Will sitting around at work all day kill me? Does running strengthen your knees or ruin them? Standing desks, yay or nay? And can I eat eggs now, or what? 

If you're the kind of person who wants to stay up to date on the latest health advice, following the headlines can be bewildering. New findings are constantly coming in and the way the media covers them can sometimes be either reductive or sensationalized. Sorting out truth from dubious trends can be difficult. 

Daniel Lieberman can help. A professor of evolutionary biology at Harvard, he studies how people moved and exercised in the past and what that can tell us about how to keep fit today. His latest book, Exercised, boils down these time-tested lessons with a focus on busting common myths that prevent people from being as healthy as they can be. 

If that sounds fascinating to you, run out and pick it up. But which of the many myths Lieberman outlines does he see as the most harmful and most wish to debunk? He shared his number-one worst myth with Big Think recently. 

Aging Americans versus aging hunter-gatherers 

Picture an older person. What do you see? If your mental image is of a slightly stooped individual shuffling slowly along on the way to their weekly shuffleboard game, then Lieberman would like you to stop right there. That might be how your average American senior looks, but it's not at all what you see if you visited with hunter-gatherer elders. 

"Americans, as we get older, know that strength declines rapidly. By the time people are in their 60s and 70s, they're pretty frail, but hunter-gatherers remain fairly physically active as they age because they're doing stuff. They have to lift things and carry things and do stuff that keep them strong. And the end result is that they maintain that strength," Lieberman explains. 

Age, he insists, doesn't naturally lead to frailty. Sure, none of us are as strong and swift at 63 as we were at 23, but the reason so many seniors in the developed world become so weak is, basically, because they believe loss of strength is inevitable and they give up on exercise. That belief is the myth Lieberman is most keen to bust. 

"I think the most pernicious, the most serious, the most problematic, the most concerning way in which we think about exercise in the Western world is that as people get older it's kind of normal to be less physically active," he tells Big Think. 

As a result of this false belief, many older Americans stop exercising, which leads them to become less fit, which in turns causes them to exercise even less. It's a vicious circle that leads to what scientists term sarcopenia, or loss of muscle mass and strength. 

Boosting brains and brawn

We tend to think of this loss of muscle mass as an inevitable part of getting older, but it's not. And you don't have to hang out with hunter gatherers to prove that's true, Lieberman insisted in a separate NPR interview. Chasing prey and digging up tubers isn't the only route to aging with strength--you can also hit the gym into your 80s, as did former Supreme Court Justice Ruth Bader Ginsburg

"She was celebrated for her vim and vigor, which meant that a lot of that came from the fact that she kept working out and as she got older, she went to the gym several times a week.

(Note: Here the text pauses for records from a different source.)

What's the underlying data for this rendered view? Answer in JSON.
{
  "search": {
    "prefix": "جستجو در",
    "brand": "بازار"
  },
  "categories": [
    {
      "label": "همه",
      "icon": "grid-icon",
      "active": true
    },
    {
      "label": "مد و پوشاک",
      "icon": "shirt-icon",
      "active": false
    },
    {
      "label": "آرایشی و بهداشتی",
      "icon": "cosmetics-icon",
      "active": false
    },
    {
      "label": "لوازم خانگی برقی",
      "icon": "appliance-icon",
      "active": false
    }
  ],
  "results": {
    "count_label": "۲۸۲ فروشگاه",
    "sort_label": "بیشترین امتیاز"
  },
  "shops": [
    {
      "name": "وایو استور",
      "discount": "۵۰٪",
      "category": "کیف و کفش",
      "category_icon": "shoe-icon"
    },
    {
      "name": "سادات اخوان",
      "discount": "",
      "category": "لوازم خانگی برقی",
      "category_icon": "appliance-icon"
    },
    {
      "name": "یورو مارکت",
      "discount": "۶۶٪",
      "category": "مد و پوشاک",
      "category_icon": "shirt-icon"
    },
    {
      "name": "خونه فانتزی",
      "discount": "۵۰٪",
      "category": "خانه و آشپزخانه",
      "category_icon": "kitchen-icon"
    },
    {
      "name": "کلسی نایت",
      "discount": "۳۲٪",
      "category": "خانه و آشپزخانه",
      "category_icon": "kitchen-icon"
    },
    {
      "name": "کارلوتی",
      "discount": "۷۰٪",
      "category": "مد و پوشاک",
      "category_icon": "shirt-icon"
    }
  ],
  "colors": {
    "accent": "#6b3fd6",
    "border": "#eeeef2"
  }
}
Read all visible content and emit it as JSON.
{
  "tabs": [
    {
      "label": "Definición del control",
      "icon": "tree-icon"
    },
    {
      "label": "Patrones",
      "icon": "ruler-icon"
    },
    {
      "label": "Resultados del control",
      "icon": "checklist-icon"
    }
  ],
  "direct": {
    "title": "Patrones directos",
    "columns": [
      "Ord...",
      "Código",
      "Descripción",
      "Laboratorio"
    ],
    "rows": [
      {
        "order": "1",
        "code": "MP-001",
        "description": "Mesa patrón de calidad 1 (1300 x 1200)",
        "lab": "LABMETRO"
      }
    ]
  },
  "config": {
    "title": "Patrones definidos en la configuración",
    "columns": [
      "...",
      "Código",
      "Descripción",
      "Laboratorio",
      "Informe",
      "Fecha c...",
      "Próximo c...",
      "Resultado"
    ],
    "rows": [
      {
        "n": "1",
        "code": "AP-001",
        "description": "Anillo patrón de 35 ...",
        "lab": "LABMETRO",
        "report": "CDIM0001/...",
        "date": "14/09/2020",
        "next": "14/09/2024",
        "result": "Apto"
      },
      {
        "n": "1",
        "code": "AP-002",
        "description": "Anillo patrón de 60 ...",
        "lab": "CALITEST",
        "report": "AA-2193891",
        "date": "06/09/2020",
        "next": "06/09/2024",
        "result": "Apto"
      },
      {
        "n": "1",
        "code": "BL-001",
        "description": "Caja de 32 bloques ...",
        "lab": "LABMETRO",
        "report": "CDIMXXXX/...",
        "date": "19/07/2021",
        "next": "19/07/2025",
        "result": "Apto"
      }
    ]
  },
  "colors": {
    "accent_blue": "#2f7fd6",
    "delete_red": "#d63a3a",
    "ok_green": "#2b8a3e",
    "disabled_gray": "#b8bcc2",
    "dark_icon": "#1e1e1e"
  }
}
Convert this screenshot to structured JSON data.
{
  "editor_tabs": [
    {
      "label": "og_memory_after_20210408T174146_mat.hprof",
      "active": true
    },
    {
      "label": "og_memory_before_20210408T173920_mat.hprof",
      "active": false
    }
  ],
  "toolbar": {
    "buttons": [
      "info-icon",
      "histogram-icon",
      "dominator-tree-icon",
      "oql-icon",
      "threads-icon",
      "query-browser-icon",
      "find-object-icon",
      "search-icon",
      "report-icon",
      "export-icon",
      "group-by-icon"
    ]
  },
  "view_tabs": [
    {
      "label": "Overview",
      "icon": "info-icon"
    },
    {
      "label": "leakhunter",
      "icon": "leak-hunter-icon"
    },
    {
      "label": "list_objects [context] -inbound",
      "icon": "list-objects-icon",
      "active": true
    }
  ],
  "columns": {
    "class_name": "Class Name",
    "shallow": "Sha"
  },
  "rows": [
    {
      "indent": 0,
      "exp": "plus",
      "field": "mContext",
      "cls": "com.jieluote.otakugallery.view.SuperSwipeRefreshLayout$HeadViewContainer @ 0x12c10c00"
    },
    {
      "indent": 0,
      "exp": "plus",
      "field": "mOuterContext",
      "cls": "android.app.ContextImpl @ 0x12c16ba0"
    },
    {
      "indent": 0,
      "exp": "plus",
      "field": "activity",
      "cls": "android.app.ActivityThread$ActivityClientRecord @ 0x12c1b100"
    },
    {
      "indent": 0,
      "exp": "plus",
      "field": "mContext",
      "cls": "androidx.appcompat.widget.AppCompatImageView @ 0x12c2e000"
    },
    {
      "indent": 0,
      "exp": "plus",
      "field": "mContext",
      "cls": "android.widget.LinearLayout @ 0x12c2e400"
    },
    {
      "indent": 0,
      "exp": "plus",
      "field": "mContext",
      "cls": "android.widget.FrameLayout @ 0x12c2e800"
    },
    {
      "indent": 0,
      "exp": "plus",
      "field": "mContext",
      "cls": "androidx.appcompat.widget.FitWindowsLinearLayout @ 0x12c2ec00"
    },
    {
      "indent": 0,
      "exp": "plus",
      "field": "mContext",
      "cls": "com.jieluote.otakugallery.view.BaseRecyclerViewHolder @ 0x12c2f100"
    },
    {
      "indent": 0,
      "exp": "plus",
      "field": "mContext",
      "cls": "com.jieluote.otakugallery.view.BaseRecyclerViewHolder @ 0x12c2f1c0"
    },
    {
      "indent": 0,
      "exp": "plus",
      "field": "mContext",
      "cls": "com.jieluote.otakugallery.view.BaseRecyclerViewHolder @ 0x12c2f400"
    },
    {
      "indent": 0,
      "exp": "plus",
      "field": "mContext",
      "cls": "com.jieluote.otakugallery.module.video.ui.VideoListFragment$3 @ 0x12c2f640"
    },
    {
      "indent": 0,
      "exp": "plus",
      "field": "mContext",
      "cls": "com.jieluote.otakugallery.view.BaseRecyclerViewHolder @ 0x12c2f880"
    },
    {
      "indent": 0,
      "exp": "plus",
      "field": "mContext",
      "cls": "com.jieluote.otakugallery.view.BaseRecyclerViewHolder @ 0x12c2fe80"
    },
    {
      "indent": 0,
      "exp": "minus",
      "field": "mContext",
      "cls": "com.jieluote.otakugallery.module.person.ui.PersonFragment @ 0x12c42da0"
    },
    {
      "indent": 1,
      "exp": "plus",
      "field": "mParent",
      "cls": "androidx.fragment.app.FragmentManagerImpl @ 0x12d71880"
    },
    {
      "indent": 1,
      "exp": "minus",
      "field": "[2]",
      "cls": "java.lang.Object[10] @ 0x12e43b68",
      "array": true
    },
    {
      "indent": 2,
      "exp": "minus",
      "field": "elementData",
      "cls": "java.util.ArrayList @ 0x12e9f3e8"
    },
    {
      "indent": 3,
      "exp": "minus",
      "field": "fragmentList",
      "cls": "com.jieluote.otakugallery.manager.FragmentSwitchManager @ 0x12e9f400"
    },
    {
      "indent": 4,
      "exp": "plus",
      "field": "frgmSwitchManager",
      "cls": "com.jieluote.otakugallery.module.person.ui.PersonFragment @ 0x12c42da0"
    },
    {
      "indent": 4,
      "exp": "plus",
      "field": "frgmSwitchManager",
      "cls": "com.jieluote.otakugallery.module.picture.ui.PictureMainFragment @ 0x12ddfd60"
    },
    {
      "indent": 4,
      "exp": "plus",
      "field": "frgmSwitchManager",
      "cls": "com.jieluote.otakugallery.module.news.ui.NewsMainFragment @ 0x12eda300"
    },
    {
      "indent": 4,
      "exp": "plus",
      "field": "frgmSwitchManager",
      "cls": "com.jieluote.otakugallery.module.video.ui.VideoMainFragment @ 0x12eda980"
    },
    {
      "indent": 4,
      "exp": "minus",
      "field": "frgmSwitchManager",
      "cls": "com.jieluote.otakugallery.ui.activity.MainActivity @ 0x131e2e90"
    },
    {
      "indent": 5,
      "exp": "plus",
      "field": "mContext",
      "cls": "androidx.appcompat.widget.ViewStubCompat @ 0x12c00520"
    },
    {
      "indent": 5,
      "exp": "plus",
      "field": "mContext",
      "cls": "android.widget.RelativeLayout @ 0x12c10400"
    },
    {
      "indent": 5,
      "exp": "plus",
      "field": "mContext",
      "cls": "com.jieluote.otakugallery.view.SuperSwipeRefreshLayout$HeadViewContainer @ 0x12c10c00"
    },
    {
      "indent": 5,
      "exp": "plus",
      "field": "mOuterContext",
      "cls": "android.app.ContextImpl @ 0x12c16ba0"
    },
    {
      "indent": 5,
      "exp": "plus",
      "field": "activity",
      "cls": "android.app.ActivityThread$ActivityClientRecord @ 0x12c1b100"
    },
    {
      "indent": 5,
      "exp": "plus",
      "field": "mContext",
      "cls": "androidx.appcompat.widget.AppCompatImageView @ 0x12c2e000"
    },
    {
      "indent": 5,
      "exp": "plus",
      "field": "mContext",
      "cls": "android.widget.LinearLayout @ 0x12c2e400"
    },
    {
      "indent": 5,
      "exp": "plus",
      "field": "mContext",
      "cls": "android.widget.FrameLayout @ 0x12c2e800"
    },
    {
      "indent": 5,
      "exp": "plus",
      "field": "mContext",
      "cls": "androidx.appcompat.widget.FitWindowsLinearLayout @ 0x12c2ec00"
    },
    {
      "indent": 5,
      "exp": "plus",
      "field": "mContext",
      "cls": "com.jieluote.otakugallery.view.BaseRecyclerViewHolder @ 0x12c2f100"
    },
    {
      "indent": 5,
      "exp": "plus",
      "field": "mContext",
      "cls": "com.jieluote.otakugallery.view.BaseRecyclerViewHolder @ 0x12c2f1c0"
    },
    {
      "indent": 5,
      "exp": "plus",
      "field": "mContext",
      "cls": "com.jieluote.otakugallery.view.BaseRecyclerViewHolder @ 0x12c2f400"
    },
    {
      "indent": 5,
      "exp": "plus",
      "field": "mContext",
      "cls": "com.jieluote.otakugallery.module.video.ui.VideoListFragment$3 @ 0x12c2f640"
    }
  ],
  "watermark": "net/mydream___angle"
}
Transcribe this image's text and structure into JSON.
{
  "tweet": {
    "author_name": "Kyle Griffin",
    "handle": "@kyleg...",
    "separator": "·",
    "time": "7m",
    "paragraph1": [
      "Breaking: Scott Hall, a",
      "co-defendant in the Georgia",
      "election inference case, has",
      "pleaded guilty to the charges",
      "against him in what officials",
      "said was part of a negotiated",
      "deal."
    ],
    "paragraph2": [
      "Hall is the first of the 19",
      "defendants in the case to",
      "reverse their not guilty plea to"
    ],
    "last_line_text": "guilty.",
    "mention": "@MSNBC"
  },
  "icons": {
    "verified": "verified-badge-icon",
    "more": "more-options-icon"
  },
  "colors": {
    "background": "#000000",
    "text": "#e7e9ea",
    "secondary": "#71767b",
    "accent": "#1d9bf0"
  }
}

Now, she didn't do crazy, pump iron stuff. She wasn't trying to be like Arnold Schwarzenegger. But she did a few rounds of weight training every week and that helped keep her marvelously active and vigorous up until her late 80s," LIerberman notes. 

It's worth noting that separate studies show that this same type of regular but modest weight training helps keep the brains of older adults functionally younger too. That means there are additional benefits for seniors beyond just keeping up the strength required to interpret the constitution (or run your business) into your ninth decade -- you'll stay sharper longer too.  

So if it all the conflicting advice gets too confusing, feel free to tune out shouting headlines about every new research finding (the basics of staying healthy remain simple and stable over time), but make sure you're not falling prey to this insidious myth first. If you expect to get weaker as you age, you probably will. Thankfully, the opposite is also true -- a modest commitment to keeping up your strength will prevent much of the age-related declines in fitness too many people see as inevitable.